Dataset items:
══════════

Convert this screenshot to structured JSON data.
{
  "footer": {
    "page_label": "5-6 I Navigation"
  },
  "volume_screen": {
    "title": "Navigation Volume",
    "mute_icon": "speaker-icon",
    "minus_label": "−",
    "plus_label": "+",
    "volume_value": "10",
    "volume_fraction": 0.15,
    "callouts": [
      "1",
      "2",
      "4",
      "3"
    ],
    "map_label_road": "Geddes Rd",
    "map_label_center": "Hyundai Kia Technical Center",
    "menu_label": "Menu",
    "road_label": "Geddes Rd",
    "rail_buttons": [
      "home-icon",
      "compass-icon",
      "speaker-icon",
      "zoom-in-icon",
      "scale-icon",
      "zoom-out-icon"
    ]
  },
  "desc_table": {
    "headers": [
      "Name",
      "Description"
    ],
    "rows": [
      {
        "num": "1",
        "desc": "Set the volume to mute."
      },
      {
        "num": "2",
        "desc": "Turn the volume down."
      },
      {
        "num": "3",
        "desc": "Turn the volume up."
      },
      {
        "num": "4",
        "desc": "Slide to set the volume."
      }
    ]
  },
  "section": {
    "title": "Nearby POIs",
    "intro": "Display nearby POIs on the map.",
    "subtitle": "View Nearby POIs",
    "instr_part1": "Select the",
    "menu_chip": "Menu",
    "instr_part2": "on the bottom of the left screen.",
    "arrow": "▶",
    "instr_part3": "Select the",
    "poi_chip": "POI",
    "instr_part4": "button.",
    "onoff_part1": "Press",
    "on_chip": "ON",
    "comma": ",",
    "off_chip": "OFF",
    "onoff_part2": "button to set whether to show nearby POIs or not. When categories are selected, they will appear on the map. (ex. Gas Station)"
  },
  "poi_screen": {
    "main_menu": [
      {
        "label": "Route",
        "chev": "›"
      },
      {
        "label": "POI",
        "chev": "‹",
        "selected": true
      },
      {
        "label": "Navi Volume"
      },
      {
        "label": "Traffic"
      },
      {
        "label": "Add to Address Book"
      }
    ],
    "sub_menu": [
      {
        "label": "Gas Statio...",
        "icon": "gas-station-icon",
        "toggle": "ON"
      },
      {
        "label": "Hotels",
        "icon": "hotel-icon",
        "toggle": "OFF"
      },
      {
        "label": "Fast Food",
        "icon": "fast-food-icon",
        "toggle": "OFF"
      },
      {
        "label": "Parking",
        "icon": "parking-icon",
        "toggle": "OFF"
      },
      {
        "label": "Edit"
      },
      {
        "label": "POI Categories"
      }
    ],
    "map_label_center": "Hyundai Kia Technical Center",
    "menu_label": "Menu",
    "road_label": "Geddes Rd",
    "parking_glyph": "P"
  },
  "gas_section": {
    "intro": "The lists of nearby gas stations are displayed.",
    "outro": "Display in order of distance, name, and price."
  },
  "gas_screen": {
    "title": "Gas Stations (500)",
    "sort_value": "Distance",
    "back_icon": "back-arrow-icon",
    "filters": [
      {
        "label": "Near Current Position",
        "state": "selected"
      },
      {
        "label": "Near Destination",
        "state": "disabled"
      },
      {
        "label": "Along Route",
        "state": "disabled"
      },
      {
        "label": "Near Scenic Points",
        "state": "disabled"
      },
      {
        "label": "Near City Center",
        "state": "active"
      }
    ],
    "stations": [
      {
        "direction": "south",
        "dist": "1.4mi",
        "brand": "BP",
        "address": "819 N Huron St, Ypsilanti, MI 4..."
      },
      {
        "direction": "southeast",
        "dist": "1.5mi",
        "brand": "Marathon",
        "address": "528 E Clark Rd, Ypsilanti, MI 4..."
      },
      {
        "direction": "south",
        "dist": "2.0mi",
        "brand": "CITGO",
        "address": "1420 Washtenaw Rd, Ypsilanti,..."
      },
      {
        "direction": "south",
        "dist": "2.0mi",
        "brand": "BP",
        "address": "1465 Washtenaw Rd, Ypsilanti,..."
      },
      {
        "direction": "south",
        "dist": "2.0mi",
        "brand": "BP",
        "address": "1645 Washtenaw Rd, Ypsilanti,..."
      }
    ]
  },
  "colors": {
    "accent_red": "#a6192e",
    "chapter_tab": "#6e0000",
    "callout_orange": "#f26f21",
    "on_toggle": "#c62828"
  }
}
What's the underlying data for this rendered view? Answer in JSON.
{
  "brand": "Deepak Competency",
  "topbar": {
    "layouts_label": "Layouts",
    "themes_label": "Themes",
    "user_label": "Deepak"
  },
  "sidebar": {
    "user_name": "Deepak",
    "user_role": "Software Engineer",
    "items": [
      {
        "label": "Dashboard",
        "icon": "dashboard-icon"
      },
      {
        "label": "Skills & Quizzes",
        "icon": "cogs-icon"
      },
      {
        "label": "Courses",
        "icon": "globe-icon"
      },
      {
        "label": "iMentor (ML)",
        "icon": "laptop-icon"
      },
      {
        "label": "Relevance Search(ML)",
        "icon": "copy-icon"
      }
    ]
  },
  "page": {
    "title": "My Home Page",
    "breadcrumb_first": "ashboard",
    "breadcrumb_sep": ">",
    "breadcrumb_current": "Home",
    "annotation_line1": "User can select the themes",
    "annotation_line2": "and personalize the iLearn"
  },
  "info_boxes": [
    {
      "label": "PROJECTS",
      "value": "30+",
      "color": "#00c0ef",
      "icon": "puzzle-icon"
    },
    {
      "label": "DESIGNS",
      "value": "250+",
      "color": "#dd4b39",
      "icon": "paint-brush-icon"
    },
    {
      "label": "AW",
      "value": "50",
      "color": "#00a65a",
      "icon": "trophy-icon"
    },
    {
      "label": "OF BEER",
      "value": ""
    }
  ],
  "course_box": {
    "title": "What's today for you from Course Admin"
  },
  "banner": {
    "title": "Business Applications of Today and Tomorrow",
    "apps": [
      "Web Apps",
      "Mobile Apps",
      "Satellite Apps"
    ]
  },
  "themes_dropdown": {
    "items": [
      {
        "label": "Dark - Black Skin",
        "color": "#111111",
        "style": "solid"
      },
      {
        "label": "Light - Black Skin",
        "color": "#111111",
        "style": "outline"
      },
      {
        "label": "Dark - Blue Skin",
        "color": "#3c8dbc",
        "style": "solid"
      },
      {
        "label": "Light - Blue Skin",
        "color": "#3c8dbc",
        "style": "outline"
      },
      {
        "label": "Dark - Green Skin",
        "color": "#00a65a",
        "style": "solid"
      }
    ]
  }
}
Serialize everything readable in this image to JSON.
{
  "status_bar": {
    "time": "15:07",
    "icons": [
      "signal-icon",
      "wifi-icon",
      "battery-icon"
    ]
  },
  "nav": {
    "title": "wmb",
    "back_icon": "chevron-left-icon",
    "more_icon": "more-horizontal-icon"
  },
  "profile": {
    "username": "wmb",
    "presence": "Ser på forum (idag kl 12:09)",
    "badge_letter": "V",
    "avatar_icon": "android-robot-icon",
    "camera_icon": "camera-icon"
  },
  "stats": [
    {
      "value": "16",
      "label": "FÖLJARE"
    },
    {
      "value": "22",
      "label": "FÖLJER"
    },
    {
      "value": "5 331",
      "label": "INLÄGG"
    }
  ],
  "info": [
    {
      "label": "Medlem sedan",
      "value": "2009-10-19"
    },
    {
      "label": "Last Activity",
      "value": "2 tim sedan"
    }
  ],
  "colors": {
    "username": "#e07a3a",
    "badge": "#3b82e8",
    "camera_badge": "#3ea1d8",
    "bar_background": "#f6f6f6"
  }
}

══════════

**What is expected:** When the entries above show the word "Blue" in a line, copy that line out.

**The completed task:**
        "label": "Dark - Blue Skin",
        "label": "Light - Blue Skin",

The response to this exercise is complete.